• _DATA EXTRACTS_
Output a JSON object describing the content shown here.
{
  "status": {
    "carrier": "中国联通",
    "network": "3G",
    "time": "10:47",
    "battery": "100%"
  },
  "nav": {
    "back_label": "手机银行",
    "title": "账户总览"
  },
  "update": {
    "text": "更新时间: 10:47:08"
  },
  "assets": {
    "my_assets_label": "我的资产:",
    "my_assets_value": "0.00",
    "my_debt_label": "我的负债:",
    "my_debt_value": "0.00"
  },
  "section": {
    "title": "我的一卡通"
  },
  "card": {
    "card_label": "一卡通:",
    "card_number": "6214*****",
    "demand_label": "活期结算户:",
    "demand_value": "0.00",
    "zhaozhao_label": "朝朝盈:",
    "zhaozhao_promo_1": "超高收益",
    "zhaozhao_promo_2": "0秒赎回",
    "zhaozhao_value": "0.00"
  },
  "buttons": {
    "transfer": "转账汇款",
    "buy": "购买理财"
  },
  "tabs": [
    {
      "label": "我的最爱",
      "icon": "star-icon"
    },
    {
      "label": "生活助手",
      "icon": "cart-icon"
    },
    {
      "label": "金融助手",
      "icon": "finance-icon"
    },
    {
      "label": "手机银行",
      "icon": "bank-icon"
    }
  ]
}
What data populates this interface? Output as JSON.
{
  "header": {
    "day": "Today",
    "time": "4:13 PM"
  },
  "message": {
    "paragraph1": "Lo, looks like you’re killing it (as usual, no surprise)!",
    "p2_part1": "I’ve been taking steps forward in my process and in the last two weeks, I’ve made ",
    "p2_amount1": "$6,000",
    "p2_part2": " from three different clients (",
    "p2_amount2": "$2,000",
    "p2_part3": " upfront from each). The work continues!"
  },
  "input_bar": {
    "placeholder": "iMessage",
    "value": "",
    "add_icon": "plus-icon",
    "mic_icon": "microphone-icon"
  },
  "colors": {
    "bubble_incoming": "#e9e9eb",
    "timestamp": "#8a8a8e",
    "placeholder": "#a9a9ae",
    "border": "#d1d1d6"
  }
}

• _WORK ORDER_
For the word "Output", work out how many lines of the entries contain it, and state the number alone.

• _TASK SOLUTION_
2